As this is not an issue for Linux users, it’s not possible by default for Windows users.
For Windows machines, you’ll need to run the following command in elevated CMD:
C:\Program Files\OpenVPN\bin>tapctl.exe create
If you run it once, you’ll have two adapters = two concurrent VPN connections, if you run it twice, you’ll have three adapters = connections, and so on and so forth.
Yep, as the title says.
Your Forcepoint VPN client won’t be able to connect at all. Which is normal as it’s trying to manipulate the physical adapter, while it should only change settings of vSwitch assigned to external communications.
So? On the properties page of the physical adapter, uncheck the box for “Stonesoft VPN Client Driver” and then restart the Forcepoint client.
Seems the method of using certificate-based connection won’t work with non-Sophos firewall.
I had to switch to shared-phrase in order to make it work.
Not sure if that problem is due to old firmware/device on the other side or is it compliance issue.
However, I had to go on the VPN settings on both firewalls and make sure all settings at both sides are exactly the same.
Finally, I decided to switch back to pre-shared key instead of the certificate-based authentication between the two appliances.

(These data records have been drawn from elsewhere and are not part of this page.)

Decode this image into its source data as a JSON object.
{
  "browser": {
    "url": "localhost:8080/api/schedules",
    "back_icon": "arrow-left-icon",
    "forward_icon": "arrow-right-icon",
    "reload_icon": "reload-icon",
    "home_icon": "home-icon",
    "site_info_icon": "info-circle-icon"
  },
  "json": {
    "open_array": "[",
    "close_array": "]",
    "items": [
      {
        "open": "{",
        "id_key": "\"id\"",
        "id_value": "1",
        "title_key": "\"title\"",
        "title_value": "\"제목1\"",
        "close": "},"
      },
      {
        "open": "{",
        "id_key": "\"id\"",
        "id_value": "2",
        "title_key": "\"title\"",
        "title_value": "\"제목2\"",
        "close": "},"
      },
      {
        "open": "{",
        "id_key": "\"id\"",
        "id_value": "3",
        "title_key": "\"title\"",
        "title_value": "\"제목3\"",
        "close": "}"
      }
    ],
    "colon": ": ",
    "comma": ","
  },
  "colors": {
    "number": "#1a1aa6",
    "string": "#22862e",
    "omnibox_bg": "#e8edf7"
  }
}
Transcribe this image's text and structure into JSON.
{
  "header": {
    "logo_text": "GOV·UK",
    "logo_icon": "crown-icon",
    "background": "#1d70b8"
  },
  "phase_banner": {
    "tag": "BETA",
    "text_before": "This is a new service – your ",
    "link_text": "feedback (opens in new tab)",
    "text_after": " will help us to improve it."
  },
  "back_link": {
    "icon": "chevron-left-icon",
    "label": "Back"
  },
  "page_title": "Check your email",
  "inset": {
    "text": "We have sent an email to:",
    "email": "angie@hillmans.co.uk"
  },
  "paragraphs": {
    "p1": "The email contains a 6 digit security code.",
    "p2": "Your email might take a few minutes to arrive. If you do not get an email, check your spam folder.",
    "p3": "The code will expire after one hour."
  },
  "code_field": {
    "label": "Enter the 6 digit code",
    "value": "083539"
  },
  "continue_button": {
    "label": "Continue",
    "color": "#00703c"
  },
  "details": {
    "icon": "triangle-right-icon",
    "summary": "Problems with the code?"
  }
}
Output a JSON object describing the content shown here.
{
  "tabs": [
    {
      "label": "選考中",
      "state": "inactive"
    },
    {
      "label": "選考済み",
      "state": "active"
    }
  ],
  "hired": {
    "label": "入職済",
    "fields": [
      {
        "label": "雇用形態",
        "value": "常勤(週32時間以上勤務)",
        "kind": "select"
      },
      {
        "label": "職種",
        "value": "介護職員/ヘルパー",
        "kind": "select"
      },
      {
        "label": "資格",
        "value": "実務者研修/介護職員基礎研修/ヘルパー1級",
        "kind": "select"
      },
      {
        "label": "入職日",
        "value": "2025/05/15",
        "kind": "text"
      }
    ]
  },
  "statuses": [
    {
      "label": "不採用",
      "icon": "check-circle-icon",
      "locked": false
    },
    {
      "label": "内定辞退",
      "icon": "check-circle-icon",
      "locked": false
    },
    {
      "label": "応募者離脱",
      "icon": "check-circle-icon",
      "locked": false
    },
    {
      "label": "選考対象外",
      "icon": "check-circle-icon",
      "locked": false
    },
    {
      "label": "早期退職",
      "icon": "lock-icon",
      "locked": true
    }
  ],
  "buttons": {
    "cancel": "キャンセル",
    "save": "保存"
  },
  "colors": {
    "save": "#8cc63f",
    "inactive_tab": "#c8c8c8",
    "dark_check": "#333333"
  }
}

The moment I set the key on the initiator, the tunle immediatly came up.